Entries supplied

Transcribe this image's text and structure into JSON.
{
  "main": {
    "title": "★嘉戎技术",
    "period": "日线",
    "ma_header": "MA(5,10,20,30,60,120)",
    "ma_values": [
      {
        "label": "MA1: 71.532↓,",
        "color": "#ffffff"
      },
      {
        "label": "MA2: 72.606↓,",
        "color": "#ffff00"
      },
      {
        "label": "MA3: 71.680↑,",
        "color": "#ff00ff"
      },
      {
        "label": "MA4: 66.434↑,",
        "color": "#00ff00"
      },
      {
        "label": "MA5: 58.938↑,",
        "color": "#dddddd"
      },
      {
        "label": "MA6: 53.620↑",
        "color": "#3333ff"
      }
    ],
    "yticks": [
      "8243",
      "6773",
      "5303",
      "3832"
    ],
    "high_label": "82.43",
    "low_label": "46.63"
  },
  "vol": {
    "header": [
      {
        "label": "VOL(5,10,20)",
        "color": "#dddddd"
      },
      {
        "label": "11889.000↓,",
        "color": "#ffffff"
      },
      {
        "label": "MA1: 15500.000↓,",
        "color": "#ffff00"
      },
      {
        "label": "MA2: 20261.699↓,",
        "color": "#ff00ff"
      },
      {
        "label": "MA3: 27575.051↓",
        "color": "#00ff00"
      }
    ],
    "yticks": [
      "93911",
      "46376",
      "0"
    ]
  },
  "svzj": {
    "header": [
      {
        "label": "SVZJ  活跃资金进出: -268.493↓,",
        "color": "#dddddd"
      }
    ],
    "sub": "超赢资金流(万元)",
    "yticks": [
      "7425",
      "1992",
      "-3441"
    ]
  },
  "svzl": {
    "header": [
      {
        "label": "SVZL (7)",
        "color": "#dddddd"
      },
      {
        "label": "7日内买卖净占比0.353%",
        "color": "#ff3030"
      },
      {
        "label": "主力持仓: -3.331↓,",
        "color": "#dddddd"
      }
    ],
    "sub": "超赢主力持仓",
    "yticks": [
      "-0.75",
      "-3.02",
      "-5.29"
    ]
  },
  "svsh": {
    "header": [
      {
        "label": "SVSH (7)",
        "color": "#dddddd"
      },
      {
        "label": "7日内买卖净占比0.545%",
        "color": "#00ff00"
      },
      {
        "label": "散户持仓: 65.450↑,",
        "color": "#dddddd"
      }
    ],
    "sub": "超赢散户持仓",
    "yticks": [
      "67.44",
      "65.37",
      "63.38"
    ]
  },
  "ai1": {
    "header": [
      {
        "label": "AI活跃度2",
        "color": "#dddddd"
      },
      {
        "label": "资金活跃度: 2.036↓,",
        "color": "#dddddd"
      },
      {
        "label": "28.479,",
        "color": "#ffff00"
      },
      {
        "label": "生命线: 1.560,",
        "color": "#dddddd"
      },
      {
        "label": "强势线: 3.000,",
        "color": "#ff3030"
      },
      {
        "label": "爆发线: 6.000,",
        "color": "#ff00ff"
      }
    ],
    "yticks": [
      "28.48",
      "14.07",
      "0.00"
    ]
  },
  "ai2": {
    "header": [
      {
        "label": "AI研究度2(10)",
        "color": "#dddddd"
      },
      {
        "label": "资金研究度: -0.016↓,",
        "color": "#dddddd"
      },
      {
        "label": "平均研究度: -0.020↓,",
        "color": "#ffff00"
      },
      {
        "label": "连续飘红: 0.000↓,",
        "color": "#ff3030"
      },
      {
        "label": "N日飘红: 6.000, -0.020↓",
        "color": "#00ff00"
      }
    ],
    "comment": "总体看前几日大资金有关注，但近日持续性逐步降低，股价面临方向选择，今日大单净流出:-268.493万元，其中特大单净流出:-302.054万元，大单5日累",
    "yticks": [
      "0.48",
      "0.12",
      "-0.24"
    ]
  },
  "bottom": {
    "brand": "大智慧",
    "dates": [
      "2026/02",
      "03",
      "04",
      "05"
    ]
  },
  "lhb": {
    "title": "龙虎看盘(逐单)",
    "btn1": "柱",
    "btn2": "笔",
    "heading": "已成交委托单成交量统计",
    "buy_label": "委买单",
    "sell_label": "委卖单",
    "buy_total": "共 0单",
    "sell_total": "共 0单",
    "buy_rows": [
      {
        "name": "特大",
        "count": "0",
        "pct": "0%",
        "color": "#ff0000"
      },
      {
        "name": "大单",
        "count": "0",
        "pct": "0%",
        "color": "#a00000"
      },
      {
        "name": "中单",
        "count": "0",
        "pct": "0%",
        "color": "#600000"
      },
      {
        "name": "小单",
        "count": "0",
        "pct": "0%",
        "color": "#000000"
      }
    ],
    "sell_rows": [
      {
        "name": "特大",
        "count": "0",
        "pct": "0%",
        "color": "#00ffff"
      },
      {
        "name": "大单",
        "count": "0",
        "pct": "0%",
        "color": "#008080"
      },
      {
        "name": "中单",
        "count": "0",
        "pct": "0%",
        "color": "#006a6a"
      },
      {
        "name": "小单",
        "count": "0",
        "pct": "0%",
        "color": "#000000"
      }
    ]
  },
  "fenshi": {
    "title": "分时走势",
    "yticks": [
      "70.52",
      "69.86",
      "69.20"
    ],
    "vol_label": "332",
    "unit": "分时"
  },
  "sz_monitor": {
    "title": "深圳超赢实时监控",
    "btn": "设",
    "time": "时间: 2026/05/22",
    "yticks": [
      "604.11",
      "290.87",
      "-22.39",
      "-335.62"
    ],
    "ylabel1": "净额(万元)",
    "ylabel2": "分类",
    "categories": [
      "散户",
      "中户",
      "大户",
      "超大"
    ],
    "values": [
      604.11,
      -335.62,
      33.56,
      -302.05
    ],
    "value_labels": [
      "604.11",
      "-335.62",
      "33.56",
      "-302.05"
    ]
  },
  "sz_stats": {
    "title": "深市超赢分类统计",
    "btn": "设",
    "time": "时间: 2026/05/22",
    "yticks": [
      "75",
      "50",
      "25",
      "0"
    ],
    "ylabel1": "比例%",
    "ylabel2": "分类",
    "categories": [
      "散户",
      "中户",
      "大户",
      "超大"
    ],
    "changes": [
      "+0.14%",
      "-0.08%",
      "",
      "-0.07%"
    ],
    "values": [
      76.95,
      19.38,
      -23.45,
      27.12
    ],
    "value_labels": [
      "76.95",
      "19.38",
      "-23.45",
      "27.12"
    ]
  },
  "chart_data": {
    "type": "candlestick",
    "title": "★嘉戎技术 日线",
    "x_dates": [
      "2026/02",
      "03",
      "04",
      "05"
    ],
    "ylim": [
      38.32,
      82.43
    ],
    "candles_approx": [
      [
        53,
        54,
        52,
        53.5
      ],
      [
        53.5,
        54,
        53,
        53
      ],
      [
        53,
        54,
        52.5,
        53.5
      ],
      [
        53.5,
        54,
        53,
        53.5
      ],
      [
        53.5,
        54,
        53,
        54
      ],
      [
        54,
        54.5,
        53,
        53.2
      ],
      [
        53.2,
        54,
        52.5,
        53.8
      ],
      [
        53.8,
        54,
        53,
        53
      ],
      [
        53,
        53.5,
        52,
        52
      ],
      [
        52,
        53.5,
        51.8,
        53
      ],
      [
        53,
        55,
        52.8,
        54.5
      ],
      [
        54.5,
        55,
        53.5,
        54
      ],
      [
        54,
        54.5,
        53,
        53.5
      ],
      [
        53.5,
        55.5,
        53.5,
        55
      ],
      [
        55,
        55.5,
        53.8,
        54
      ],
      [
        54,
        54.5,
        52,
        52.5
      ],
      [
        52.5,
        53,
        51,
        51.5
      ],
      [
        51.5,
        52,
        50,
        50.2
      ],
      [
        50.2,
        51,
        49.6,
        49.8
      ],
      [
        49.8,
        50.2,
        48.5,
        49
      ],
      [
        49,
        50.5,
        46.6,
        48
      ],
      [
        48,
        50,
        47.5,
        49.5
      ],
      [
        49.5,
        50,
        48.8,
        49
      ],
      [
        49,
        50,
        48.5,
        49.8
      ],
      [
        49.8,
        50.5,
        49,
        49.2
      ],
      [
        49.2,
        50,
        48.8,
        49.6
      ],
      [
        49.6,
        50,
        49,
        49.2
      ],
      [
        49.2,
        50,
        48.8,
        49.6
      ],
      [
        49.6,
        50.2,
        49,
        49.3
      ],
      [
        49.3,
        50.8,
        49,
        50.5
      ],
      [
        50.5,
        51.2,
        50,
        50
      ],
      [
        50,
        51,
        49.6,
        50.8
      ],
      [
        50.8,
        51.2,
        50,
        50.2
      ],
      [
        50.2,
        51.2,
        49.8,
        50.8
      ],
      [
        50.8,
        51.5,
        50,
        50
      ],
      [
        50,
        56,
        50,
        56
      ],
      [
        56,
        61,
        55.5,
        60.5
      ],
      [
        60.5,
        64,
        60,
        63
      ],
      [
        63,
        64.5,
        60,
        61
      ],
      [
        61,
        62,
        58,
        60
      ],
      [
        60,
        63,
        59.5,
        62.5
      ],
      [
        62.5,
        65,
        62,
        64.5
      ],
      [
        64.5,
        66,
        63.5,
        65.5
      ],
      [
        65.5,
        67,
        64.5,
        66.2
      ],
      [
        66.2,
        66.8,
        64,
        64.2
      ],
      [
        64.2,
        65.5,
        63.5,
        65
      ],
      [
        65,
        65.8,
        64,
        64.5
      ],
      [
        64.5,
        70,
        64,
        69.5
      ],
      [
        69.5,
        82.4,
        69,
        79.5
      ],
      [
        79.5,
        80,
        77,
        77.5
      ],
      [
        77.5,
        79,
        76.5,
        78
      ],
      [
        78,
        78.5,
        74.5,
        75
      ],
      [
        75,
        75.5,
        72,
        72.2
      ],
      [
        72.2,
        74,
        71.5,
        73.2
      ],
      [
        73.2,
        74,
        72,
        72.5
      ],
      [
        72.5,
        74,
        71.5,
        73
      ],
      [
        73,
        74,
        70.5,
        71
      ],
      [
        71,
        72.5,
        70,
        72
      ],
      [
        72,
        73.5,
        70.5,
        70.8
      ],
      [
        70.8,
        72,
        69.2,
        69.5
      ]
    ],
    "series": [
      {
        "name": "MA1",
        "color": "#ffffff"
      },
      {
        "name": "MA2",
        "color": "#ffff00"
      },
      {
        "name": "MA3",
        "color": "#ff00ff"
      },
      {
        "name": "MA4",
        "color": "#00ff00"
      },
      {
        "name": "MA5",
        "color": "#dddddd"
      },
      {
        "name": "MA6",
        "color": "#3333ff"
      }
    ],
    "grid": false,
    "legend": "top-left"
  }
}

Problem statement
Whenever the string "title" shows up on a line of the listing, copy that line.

Expected answer
    "title": "★嘉戎技术",
    "title": "龙虎看盘(逐单)",
    "title": "分时走势",
    "title": "深圳超赢实时监控",
    "title": "深市超赢分类统计",
    "title": "★嘉戎技术 日线",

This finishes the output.